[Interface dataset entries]
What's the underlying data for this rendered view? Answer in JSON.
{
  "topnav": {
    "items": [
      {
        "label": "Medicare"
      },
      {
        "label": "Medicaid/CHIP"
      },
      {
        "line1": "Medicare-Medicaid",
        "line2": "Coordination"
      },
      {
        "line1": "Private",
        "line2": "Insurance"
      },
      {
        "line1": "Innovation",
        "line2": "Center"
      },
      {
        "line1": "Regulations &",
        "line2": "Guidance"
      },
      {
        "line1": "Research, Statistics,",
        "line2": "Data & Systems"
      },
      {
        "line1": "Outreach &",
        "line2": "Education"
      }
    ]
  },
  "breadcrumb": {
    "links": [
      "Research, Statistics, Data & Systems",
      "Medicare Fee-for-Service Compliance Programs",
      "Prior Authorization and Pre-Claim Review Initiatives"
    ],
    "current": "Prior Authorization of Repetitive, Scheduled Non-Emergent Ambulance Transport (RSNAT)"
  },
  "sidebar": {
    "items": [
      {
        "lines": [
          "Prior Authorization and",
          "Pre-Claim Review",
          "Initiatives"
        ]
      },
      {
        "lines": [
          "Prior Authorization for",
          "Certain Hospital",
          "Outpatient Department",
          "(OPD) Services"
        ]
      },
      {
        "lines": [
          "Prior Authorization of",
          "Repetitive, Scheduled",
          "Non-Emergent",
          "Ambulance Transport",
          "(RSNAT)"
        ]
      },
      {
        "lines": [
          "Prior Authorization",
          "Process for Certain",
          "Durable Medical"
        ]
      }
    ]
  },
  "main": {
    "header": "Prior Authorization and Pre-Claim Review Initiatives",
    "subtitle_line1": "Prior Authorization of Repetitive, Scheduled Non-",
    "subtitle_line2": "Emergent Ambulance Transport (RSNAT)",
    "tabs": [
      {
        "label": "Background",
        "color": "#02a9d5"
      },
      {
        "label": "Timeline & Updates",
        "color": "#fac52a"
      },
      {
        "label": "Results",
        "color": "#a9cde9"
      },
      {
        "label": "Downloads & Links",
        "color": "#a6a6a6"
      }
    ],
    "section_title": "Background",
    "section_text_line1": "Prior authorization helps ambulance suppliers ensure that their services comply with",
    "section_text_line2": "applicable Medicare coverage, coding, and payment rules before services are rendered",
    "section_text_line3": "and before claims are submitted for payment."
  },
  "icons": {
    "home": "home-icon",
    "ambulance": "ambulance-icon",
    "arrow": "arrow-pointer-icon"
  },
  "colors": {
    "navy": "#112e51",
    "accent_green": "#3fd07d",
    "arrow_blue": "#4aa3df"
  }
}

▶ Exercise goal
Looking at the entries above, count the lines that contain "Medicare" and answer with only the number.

▶ Response below
4